Not that bad a deal

Israel has consistently entered into negotiations for the release of hostages.

hizbullah welcome 224 88 (photo credit: AP)
hizbullah welcome 224 88
(photo credit: AP)

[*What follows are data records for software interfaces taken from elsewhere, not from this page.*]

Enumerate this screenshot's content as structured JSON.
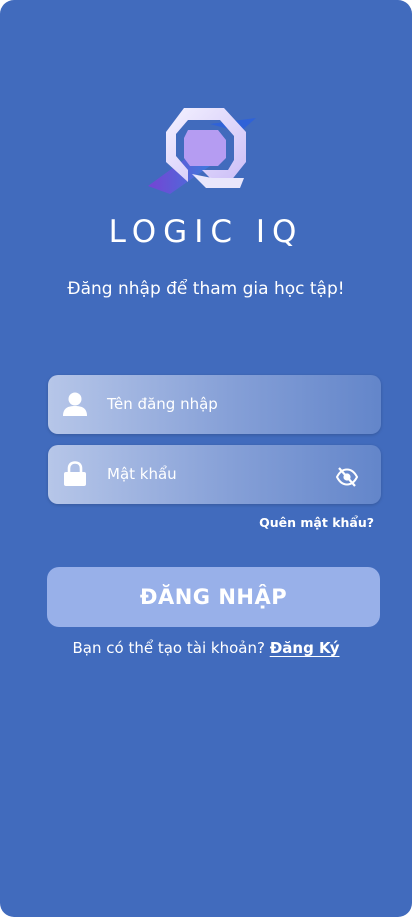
{
  "brand": {
    "name": "LOGIC IQ",
    "logo_icon": "logic-iq-logo"
  },
  "login": {
    "subtitle": "Đăng nhập để tham gia học tập!",
    "username_placeholder": "Tên đăng nhập",
    "password_placeholder": "Mật khẩu",
    "forgot_password": "Quên mật khẩu?",
    "submit_label": "ĐĂNG NHẬP",
    "signup_prompt": "Bạn có thể tạo tài khoản?",
    "signup_link": "Đăng Ký"
  },
  "icons": {
    "username": "user-icon",
    "password": "lock-icon",
    "toggle_visibility": "eye-off-icon"
  },
  "colors": {
    "background": "#416bbd",
    "button": "#98b0e9",
    "text": "#ffffff"
  }
}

Daniel Pipes is a distinguished Middle East scholar. Yet even the most penetrating eyes can ignore painful truths, and the contents and tone of his latest article, "Samir Kuntar and the last laugh" (The Jerusalem Post, July 21), are patronizing and insulting, overlooking as they do the fact that the government and public have the right to decide for themselves to which of the conflicting principles and values that arise in blackmail situations they will adhere, and to shoulder the resulting price. When terrorist organizations seize soldiers or citizens, the Israeli government, perhaps more than others, is faced with a severe dilemma. On the one hand, concerns arise that negotiating with a terrorist organization will only encourage it and others like it to revisit this tactic in the future. On the other hand, to fail to do the utmost to rescue any citizen or soldier who falls into enemy hands would shatter one of the basic precepts of Israeli society. This could very well degrade the willingness of future generations to take up arms in their country's service. One might expect that a man in Pipes's position would be aware of the nuanced manner in which Israel has navigated between these two principles over the last 40 years and would judge its latest swap with Hizbullah through that lense. Action in these situations may be divided into three tracks: On the first, in domestic cases, Israel took a stern policy of exploring all potential means of affecting a military rescue. Any negotiations into which it entered at this point were strictly tactical, designed only to stall for time as it explored operational venues. On the second track, pertaining to international cases, it maintained an equally stern principle of an exhaustive search for any military means to rescue hostages, as in the Entebbe hijacking, here too using negotiations here only as a stalling device. It is worth noting at this point, given that Pipes points to Israel's conduct during the Entebbe crisis as an example of its former glory, that before the prerequisites for a military operation presented themselves, the government was on the brink of capitulating and entering into negotiations. On the third track, when soldiers and citizens were held captive in Arab states and the government had determined that no real operational opening had presented itself, the Jewish nation consistently entered into non-tactical negotiations, whose purpose was minimizing the painful price it was aware that it would eventually have to pay for the lives of its citizens. BY PIPES'S criteria, then, one could say that the country has undergone a series of embarrassing defeats since the late 1960s. In reality, however, when faced with hostage situations, the government officials that Pipes so offhandedly denigrates as "corrupt, shortsighted mental midgets," have simply chosen, with the support of the majority of the nation, to maintain this bedrock value and leave no stone unturned in its efforts to return hostages home. It is this mutual guarantor that has enabled generations of parents to send their children into service at the risk of their lives. Pipes's article is all the more surprising given that, relatively speaking, the recent exchange with Hizbullah came at a cheap price. It is debatable whether Kuntar's release granted any kind of moral victory to Hizbullah - much as it is debatable whether the withdrawal from Lebanon in 2000, and the Second Lebanon War in 2006 constitute victories for Hizbullah, despite the fact that Pipes so readily identifies them as such. While the sight of Hizbullah's celebrations certainly turn stomachs, this will not corrode Israel's resolve to defend itself to any measurable extent. This article is also inopportune, given that the country is faced with a much more problematic and agonizing bargain for the life of Gilad Schalit, wherein the stakes of releasing prisoners are much higher. In the face of these upcoming negotiations, the government and its people should not have to be peppered with calls from armchair quarterbacks to live up to standards which, while supposedly objective, take only one side of the counterterrorism equation into account. It would perhaps be best then, if before he holds forth again from his secure haven thousands of miles away, Pipes revisited the history discussed above in depth and adopted a somewhat less combative and judgmental stance in matters pertaining to heart-rending dilemmas that almost never can be happily resolved. The writer is the director of the Terrorism and Low Intensity Warfare Project at Tel Aviv University's Institute for National Security Studies and was a member of the prime minister's special task force that looked for the Israeli MIAs.